**** DATA FOR ANALYSIS ****

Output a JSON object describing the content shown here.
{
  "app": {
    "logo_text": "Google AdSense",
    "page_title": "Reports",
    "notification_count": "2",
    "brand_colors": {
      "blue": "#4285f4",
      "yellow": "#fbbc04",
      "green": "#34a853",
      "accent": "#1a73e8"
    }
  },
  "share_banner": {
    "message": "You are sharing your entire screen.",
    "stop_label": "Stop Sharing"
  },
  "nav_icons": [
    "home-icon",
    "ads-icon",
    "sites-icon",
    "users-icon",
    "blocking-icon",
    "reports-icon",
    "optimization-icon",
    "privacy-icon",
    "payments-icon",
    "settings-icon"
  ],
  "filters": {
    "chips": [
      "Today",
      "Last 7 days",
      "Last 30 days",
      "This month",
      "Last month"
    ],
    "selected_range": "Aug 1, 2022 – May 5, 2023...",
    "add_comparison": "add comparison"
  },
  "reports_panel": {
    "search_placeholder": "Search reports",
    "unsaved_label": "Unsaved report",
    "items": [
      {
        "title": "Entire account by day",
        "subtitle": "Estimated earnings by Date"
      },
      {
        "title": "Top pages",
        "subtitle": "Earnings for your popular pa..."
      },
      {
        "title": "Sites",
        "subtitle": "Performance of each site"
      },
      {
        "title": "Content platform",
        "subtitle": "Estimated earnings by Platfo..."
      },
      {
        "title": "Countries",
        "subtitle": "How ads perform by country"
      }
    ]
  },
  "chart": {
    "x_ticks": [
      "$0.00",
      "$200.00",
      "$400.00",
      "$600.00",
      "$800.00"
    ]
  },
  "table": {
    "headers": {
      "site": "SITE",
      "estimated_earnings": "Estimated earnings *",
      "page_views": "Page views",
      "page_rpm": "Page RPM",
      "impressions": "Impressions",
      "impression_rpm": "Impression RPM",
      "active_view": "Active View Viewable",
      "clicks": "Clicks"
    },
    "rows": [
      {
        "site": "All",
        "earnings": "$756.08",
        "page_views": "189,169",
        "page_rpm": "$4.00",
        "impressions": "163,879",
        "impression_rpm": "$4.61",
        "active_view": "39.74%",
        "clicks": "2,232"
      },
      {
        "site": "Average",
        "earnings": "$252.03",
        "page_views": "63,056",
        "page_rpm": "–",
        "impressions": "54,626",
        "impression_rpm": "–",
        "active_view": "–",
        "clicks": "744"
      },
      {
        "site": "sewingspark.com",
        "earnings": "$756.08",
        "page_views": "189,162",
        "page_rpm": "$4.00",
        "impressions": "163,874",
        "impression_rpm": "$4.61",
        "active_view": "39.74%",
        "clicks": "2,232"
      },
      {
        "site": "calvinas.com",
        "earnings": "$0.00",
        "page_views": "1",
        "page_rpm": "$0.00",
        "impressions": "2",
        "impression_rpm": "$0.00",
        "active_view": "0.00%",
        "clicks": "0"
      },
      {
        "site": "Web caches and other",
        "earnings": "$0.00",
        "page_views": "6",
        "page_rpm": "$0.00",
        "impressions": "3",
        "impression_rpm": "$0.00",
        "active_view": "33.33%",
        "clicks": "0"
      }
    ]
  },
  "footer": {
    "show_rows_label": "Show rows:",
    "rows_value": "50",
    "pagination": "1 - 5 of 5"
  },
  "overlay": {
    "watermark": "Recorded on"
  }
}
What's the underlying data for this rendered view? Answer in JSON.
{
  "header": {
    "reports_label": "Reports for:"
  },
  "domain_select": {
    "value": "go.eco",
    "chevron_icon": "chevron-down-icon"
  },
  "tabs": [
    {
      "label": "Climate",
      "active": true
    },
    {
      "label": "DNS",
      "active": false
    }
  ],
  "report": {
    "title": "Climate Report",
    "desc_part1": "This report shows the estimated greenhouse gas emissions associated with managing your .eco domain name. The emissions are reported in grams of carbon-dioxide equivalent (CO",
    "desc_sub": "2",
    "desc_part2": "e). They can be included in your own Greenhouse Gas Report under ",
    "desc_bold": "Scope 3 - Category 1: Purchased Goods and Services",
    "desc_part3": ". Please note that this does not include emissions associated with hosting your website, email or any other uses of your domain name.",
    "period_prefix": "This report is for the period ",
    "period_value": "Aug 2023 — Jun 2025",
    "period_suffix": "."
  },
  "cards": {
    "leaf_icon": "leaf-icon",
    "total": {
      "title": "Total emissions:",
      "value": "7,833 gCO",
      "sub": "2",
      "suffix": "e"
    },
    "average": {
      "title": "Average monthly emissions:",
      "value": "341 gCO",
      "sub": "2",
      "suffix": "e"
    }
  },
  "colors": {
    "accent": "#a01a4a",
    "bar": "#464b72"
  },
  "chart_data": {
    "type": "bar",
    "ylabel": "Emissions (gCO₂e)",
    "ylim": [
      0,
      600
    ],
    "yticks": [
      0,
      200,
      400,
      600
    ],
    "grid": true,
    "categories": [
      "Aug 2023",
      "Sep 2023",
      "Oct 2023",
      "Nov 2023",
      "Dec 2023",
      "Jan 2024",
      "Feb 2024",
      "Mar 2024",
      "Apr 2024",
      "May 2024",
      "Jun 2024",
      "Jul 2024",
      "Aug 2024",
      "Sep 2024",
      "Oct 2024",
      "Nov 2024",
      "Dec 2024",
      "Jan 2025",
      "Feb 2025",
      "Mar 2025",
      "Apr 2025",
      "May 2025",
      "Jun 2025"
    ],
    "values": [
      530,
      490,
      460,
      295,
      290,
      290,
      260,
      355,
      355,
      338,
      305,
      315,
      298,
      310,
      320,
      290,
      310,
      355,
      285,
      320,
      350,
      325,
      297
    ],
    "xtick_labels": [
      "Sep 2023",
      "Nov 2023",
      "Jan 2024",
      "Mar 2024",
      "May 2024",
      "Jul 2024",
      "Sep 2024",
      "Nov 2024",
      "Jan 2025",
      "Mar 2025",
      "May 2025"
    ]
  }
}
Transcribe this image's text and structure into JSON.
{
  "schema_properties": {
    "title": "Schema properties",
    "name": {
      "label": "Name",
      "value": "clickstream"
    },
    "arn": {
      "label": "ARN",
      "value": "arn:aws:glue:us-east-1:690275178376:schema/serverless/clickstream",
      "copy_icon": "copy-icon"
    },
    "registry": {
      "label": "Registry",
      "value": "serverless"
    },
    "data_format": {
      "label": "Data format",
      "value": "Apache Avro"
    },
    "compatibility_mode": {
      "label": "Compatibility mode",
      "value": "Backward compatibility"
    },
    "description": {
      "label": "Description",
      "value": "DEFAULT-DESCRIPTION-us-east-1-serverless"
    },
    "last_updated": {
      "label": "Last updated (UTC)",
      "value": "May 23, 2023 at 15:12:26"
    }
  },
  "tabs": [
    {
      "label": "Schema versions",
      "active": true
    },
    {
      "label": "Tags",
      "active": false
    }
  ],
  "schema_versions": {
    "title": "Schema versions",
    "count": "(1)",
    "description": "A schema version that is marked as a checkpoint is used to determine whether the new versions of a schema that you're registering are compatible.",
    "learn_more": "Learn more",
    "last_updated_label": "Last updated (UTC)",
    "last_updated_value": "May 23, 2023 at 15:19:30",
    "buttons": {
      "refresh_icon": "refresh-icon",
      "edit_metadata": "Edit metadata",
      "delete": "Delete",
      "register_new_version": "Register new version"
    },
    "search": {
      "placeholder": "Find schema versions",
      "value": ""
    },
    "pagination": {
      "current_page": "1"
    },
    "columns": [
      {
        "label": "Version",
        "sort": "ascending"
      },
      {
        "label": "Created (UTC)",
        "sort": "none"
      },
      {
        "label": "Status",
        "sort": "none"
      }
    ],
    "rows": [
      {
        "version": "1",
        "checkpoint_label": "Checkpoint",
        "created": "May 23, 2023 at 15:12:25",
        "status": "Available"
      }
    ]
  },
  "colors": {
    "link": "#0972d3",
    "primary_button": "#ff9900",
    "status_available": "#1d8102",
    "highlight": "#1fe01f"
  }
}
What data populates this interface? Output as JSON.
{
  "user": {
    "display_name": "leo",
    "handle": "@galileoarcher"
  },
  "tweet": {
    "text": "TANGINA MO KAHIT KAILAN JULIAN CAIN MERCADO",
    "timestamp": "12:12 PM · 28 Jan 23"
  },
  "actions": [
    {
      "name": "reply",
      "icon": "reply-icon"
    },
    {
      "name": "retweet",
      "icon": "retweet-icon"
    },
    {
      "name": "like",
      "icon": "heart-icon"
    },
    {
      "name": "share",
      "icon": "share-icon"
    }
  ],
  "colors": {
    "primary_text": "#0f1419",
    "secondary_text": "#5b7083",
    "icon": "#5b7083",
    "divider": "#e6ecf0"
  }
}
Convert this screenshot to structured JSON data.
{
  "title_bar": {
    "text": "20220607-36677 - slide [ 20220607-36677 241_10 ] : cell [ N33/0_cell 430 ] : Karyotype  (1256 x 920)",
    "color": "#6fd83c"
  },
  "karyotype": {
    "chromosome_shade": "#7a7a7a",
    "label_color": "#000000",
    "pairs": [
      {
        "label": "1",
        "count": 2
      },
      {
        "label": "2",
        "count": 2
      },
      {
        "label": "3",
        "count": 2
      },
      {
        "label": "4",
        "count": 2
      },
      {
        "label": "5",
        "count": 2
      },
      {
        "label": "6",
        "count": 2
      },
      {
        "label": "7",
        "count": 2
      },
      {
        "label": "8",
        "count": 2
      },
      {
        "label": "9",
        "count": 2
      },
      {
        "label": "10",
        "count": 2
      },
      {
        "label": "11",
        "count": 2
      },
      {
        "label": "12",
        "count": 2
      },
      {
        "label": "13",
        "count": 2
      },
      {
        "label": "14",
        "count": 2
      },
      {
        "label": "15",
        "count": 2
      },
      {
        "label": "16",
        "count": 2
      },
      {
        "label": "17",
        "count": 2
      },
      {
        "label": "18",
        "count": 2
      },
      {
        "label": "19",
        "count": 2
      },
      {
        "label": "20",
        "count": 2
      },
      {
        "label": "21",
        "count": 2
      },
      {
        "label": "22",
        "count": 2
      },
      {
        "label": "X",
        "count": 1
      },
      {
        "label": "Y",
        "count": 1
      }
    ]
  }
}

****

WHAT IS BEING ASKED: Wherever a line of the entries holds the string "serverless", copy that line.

ANSWER SECTION:
      "value": "arn:aws:glue:us-east-1:690275178376:schema/serverless/clickstream",
      "value": "serverless"
      "value": "DEFAULT-DESCRIPTION-us-east-1-serverless"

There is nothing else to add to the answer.